[JURIST] The UK Parliament [official website] published legislation [materials] Thursday to sever political, financial and legal ties with the EU. The legislation, known as the Great Repeal Bill, will be a significant step towards the country's exit from the EU, which the UK hopes to complete by 2019. The bill will ensure that all EU laws put in place by Parliament will remain in force after the countries exit with the exception of the European Communities Act of 1972 [materials], the bill which originally made the UK a member of the EU. The British Labour Party [official website] has promised [Forbes report] to oppose the bill until it includes more provisions to protect workers rights. Without the Labour Party's support, the bill is expected to fail.

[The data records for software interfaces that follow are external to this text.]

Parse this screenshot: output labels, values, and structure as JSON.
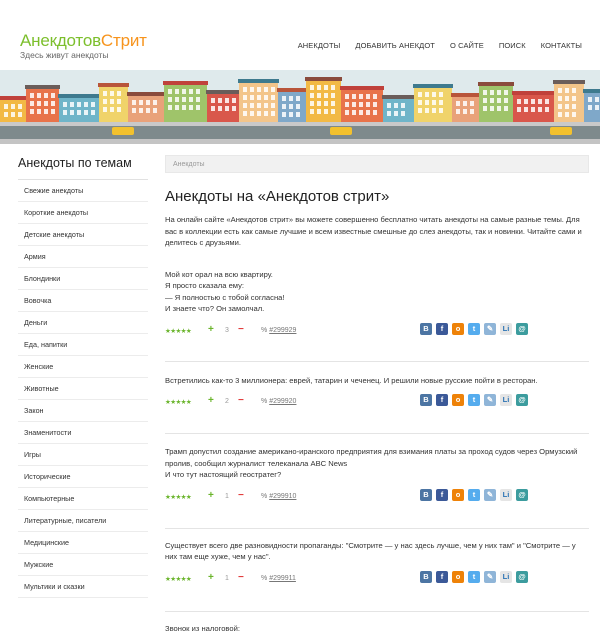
{
  "site": {
    "logo_part1": "Анекдотов",
    "logo_part2": "Стрит",
    "tagline": "Здесь живут анекдоты"
  },
  "nav": [
    "АНЕКДОТЫ",
    "ДОБАВИТЬ АНЕКДОТ",
    "О САЙТЕ",
    "ПОИСК",
    "КОНТАКТЫ"
  ],
  "sidebar": {
    "title": "Анекдоты по темам",
    "items": [
      "Свежие анекдоты",
      "Короткие анекдоты",
      "Детские анекдоты",
      "Армия",
      "Блондинки",
      "Вовочка",
      "Деньги",
      "Еда, напитки",
      "Женские",
      "Животные",
      "Закон",
      "Знаменитости",
      "Игры",
      "Исторические",
      "Компьютерные",
      "Литературные, писатели",
      "Медицинские",
      "Мужские",
      "Мультики и сказки"
    ]
  },
  "breadcrumb": "Анекдоты",
  "page_title": "Анекдоты на «Анекдотов стрит»",
  "intro": "На онлайн сайте «Анекдотов стрит» вы можете совершенно бесплатно читать анекдоты на самые разные темы. Для вас в коллекции есть как самые лучшие и всем известные смешные до слез анекдоты, так и новинки. Читайте сами и делитесь с друзьями.",
  "jokes": [
    {
      "text": "Мой кот орал на всю квартиру.\nЯ просто сказала ему:\n— Я полностью с тобой согласна!\nИ знаете что? Он замолчал.",
      "stars": "★★★★★",
      "votes": "3",
      "link": "#299929"
    },
    {
      "text": "Встретились как-то 3 миллионера: еврей, татарин и чеченец. И решили новые русские пойти в ресторан.",
      "stars": "★★★★★",
      "votes": "2",
      "link": "#299920"
    },
    {
      "text": "Трамп допустил создание американо-иранского предприятия для взимания платы за проход судов через Ормузский пролив, сообщил журналист телеканала ABC News\nИ что тут настоящий геостратег?",
      "stars": "★★★★★",
      "votes": "1",
      "link": "#299910"
    },
    {
      "text": "Существует всего две разновидности пропаганды: \"Смотрите — у нас здесь лучше, чем у них там\" и \"Смотрите — у них там еще хуже, чем у нас\".",
      "stars": "★★★★★",
      "votes": "1",
      "link": "#299911"
    },
    {
      "text": "Звонок из налоговой:",
      "stars": "",
      "votes": "",
      "link": ""
    }
  ],
  "ui": {
    "plus": "+",
    "minus": "−",
    "link_icon": "%"
  },
  "share_icons": [
    "vk-icon",
    "facebook-icon",
    "odnoklassniki-icon",
    "twitter-icon",
    "livejournal-icon",
    "liveinternet-icon",
    "mailru-icon"
  ],
  "colors": {
    "logo_green": "#7cbf2c",
    "logo_orange": "#f7941d",
    "star_green": "#6ab42b",
    "minus_red": "#e23a3a"
  }
}
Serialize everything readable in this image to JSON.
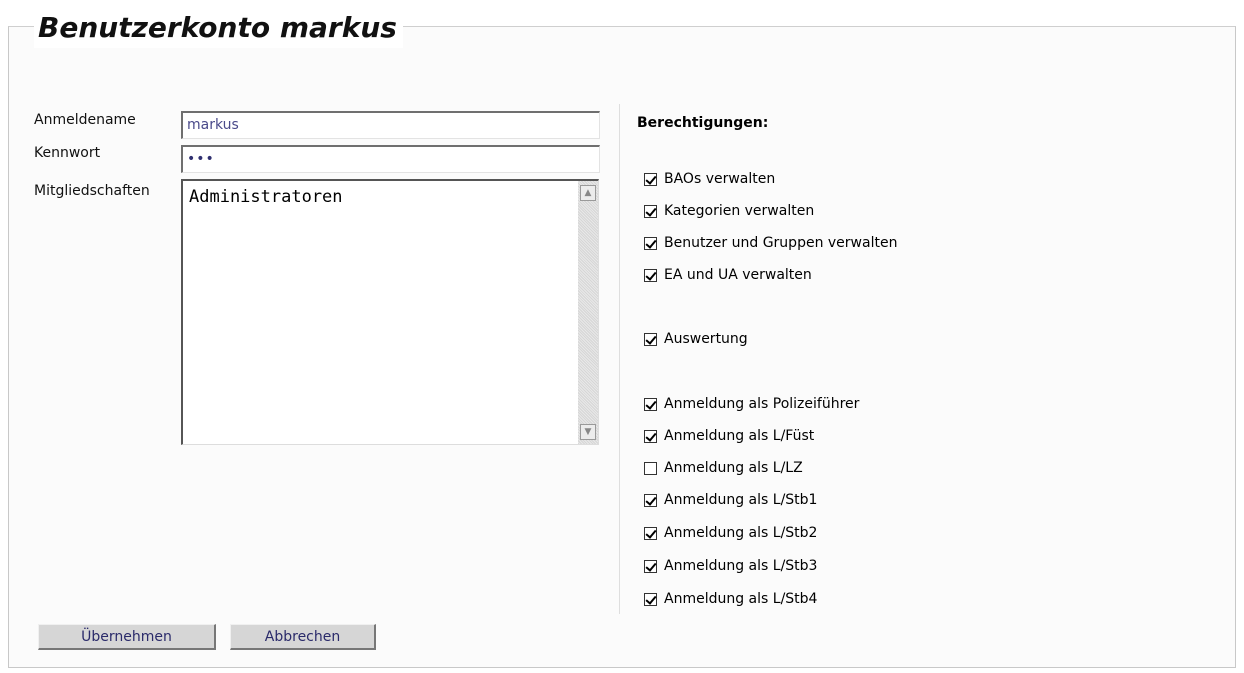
{
  "header": {
    "title": "Benutzerkonto markus"
  },
  "form": {
    "username_label": "Anmeldename",
    "username_value": "markus",
    "password_label": "Kennwort",
    "password_value": "•••",
    "memberships_label": "Mitgliedschaften",
    "memberships": [
      "Administratoren"
    ]
  },
  "permissions": {
    "title": "Berechtigungen:",
    "items": [
      {
        "label": "BAOs verwalten",
        "checked": true
      },
      {
        "label": "Kategorien verwalten",
        "checked": true
      },
      {
        "label": "Benutzer und Gruppen verwalten",
        "checked": true
      },
      {
        "label": "EA und UA verwalten",
        "checked": true
      },
      {
        "label": "Auswertung",
        "checked": true
      },
      {
        "label": "Anmeldung als Polizeiführer",
        "checked": true
      },
      {
        "label": "Anmeldung als L/Füst",
        "checked": true
      },
      {
        "label": "Anmeldung als L/LZ",
        "checked": false
      },
      {
        "label": "Anmeldung als L/Stb1",
        "checked": true
      },
      {
        "label": "Anmeldung als L/Stb2",
        "checked": true
      },
      {
        "label": "Anmeldung als L/Stb3",
        "checked": true
      },
      {
        "label": "Anmeldung als L/Stb4",
        "checked": true
      }
    ]
  },
  "buttons": {
    "apply_label": "Übernehmen",
    "cancel_label": "Abbrechen"
  },
  "icons": {
    "scroll_up": "scroll-up-arrow-icon",
    "scroll_down": "scroll-down-arrow-icon"
  }
}
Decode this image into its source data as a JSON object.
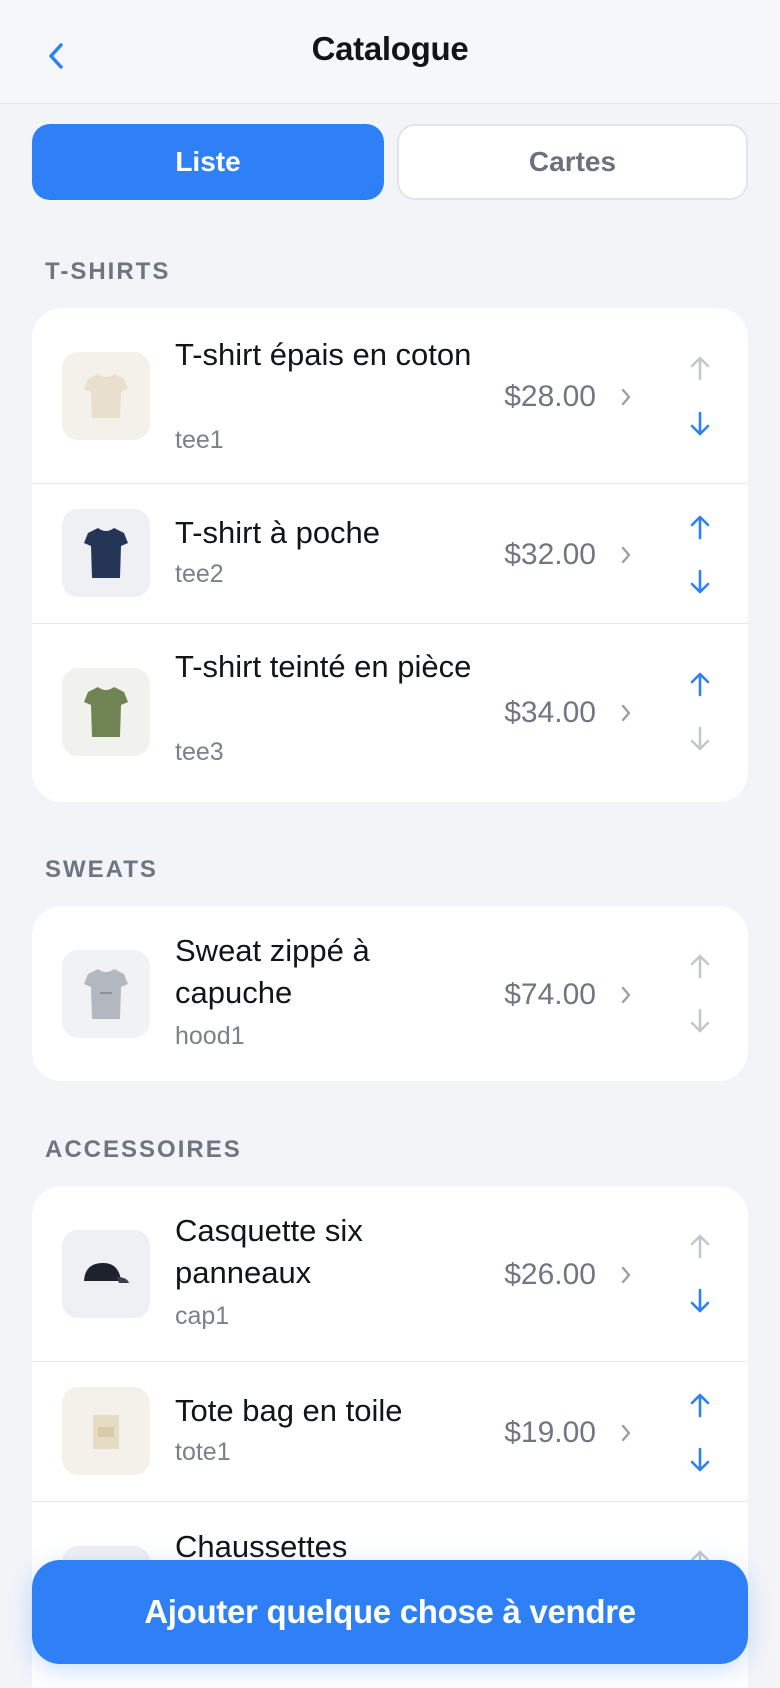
{
  "header": {
    "title": "Catalogue",
    "back_icon": "chevron-left-icon"
  },
  "view_toggle": {
    "list_label": "Liste",
    "cards_label": "Cartes",
    "selected": "Liste"
  },
  "sections": [
    {
      "label": "T-SHIRTS",
      "items": [
        {
          "name": "T-shirt épais en coton",
          "sku": "tee1",
          "price": "$28.00",
          "icon": "tshirt-icon",
          "color": "#e8dfcc",
          "up_enabled": false,
          "down_enabled": true
        },
        {
          "name": "T-shirt à poche",
          "sku": "tee2",
          "price": "$32.00",
          "icon": "tshirt-icon",
          "color": "#253556",
          "up_enabled": true,
          "down_enabled": true
        },
        {
          "name": "T-shirt teinté en pièce",
          "sku": "tee3",
          "price": "$34.00",
          "icon": "tshirt-icon",
          "color": "#6f8452",
          "up_enabled": true,
          "down_enabled": false
        }
      ]
    },
    {
      "label": "SWEATS",
      "items": [
        {
          "name": "Sweat zippé à capuche",
          "sku": "hood1",
          "price": "$74.00",
          "icon": "hoodie-icon",
          "color": "#b3b8c0",
          "up_enabled": false,
          "down_enabled": false
        }
      ]
    },
    {
      "label": "ACCESSOIRES",
      "items": [
        {
          "name": "Casquette six panneaux",
          "sku": "cap1",
          "price": "$26.00",
          "icon": "cap-icon",
          "color": "#1d222c",
          "up_enabled": false,
          "down_enabled": true
        },
        {
          "name": "Tote bag en toile",
          "sku": "tote1",
          "price": "$19.00",
          "icon": "tote-bag-icon",
          "color": "#e6dcc4",
          "up_enabled": true,
          "down_enabled": true
        },
        {
          "name": "Chaussettes",
          "sku": "",
          "price": "",
          "icon": "socks-icon",
          "color": "#c9cdd4",
          "up_enabled": false,
          "down_enabled": false
        }
      ]
    }
  ],
  "cta": {
    "label": "Ajouter quelque chose à vendre"
  },
  "colors": {
    "accent": "#2f80f7",
    "background": "#f2f4f8",
    "disabled_arrow": "#c3c7ce"
  }
}
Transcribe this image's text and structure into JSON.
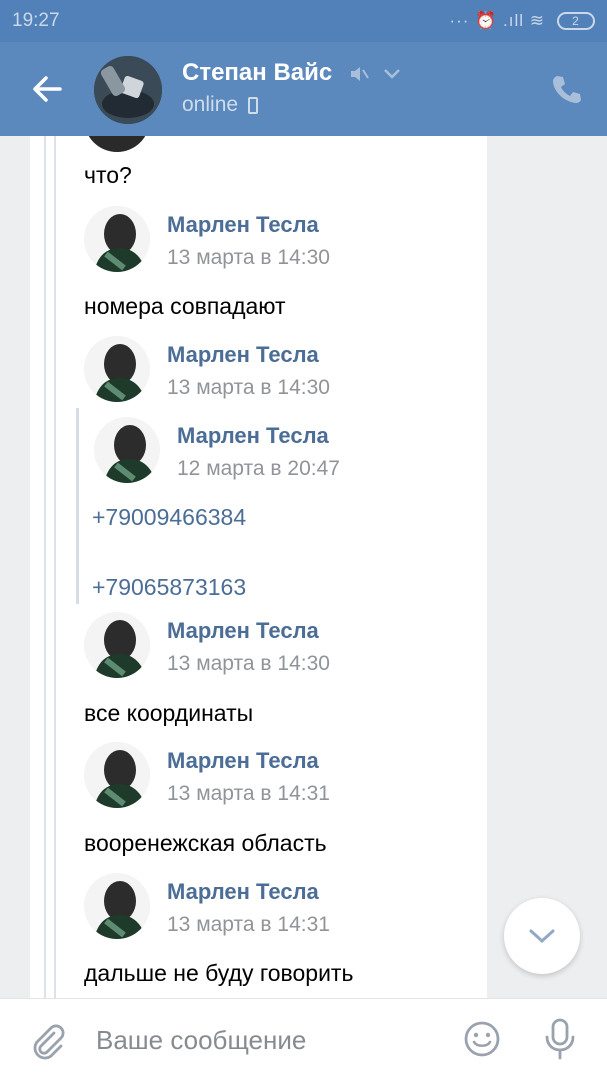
{
  "status_bar": {
    "time": "19:27",
    "icons_text": "··· ⏰ .ıll ≋",
    "battery": "2"
  },
  "header": {
    "contact_name": "Степан Вайс",
    "status": "online",
    "icons": [
      "back-arrow-icon",
      "muted-icon",
      "chevron-down-icon",
      "mobile-icon",
      "phone-icon"
    ]
  },
  "messages": {
    "m0": {
      "text": "что?"
    },
    "m1": {
      "author": "Марлен Тесла",
      "date": "13 марта в 14:30",
      "text": "номера совпадают"
    },
    "m2": {
      "author": "Марлен Тесла",
      "date": "13 марта в 14:30",
      "forward": {
        "author": "Марлен Тесла",
        "date": "12 марта в 20:47",
        "phones": [
          "+79009466384",
          "+79065873163"
        ]
      }
    },
    "m3": {
      "author": "Марлен Тесла",
      "date": "13 марта в 14:30",
      "text": "все координаты"
    },
    "m4": {
      "author": "Марлен Тесла",
      "date": "13 марта в 14:31",
      "text": "вооренежская область"
    },
    "m5": {
      "author": "Марлен Тесла",
      "date": "13 марта в 14:31",
      "text": "дальше не буду говорить"
    }
  },
  "composer": {
    "placeholder": "Ваше сообщение"
  },
  "colors": {
    "header": "#5b88bd",
    "link": "#4b6d96",
    "background": "#edeef0"
  }
}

Reactions to Brexit have been mixed. The President of the European Council, Donald Tusk, responded by saying, "I will not pretend that I am happy today." Jeremy Corbyn, leader of the Labour Party, claims the split will lead to a significant decrease in Britain's GDP and fears that the Prime Minister will not maintain the protections for job security and living standards secured by the EU. In June a majority of UK citizens voted [JURIST report] to leave the EU due to a growing discontent with EU policies, including immigration. Implications of Brexit extend well beyond immigration, however. In March Scotland First Minister Nicola Sturgeon sent a letter [JURIST report] to UK Prime Minister Theresa May formally demanding a second referendum on Scotland's independence from the UK, stating that the removal of UK "not just from EU, but also from the single market" is not a move that the people of Scotland support or voted for, adding that such a move will have significant adverse economic consequences for Scotland. The same month EU President Donald Tusk laid out early plans [JURIST report] for negotiations with the UK.